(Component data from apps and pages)
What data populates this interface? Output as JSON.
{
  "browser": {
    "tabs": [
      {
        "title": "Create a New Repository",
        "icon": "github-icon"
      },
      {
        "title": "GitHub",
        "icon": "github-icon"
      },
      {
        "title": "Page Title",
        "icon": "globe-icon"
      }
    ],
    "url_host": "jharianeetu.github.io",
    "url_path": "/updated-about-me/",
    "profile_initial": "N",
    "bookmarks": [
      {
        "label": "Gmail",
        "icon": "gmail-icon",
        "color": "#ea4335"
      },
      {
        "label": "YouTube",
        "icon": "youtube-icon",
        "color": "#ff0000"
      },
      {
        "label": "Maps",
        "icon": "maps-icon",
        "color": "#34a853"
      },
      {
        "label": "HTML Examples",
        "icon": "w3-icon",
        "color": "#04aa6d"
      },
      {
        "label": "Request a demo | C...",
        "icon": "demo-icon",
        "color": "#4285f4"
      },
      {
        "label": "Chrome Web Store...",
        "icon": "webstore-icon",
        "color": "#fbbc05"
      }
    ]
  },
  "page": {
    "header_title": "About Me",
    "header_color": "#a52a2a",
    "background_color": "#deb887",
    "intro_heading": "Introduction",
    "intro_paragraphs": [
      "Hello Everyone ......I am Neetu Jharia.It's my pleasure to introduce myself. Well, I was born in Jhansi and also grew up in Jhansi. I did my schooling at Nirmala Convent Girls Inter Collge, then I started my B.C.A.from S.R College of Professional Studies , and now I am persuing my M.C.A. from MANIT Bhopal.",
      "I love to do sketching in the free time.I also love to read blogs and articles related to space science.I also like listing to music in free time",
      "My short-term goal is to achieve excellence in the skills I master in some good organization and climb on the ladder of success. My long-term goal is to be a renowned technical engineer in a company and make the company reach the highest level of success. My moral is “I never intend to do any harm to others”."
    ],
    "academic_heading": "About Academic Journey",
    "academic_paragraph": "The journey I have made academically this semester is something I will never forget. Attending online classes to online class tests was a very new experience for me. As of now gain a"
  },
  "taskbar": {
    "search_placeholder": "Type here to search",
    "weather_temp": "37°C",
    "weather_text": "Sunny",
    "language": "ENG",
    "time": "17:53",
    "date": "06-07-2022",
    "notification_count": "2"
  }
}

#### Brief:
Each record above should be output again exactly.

#### Solution:
What data populates this interface? Output as JSON.
{
  "browser": {
    "tabs": [
      {
        "title": "Create a New Repository",
        "icon": "github-icon"
      },
      {
        "title": "GitHub",
        "icon": "github-icon"
      },
      {
        "title": "Page Title",
        "icon": "globe-icon"
      }
    ],
    "url_host": "jharianeetu.github.io",
    "url_path": "/updated-about-me/",
    "profile_initial": "N",
    "bookmarks": [
      {
        "label": "Gmail",
        "icon": "gmail-icon",
        "color": "#ea4335"
      },
      {
        "label": "YouTube",
        "icon": "youtube-icon",
        "color": "#ff0000"
      },
      {
        "label": "Maps",
        "icon": "maps-icon",
        "color": "#34a853"
      },
      {
        "label": "HTML Examples",
        "icon": "w3-icon",
        "color": "#04aa6d"
      },
      {
        "label": "Request a demo | C...",
        "icon": "demo-icon",
        "color": "#4285f4"
      },
      {
        "label": "Chrome Web Store...",
        "icon": "webstore-icon",
        "color": "#fbbc05"
      }
    ]
  },
  "page": {
    "header_title": "About Me",
    "header_color": "#a52a2a",
    "background_color": "#deb887",
    "intro_heading": "Introduction",
    "intro_paragraphs": [
      "Hello Everyone ......I am Neetu Jharia.It's my pleasure to introduce myself. Well, I was born in Jhansi and also grew up in Jhansi. I did my schooling at Nirmala Convent Girls Inter Collge, then I started my B.C.A.from S.R College of Professional Studies , and now I am persuing my M.C.A. from MANIT Bhopal.",
      "I love to do sketching in the free time.I also love to read blogs and articles related to space science.I also like listing to music in free time",
      "My short-term goal is to achieve excellence in the skills I master in some good organization and climb on the ladder of success. My long-term goal is to be a renowned technical engineer in a company and make the company reach the highest level of success. My moral is “I never intend to do any harm to others”."
    ],
    "academic_heading": "About Academic Journey",
    "academic_paragraph": "The journey I have made academically this semester is something I will never forget. Attending online classes to online class tests was a very new experience for me. As of now gain a"
  },
  "taskbar": {
    "search_placeholder": "Type here to search",
    "weather_temp": "37°C",
    "weather_text": "Sunny",
    "language": "ENG",
    "time": "17:53",
    "date": "06-07-2022",
    "notification_count": "2"
  }
}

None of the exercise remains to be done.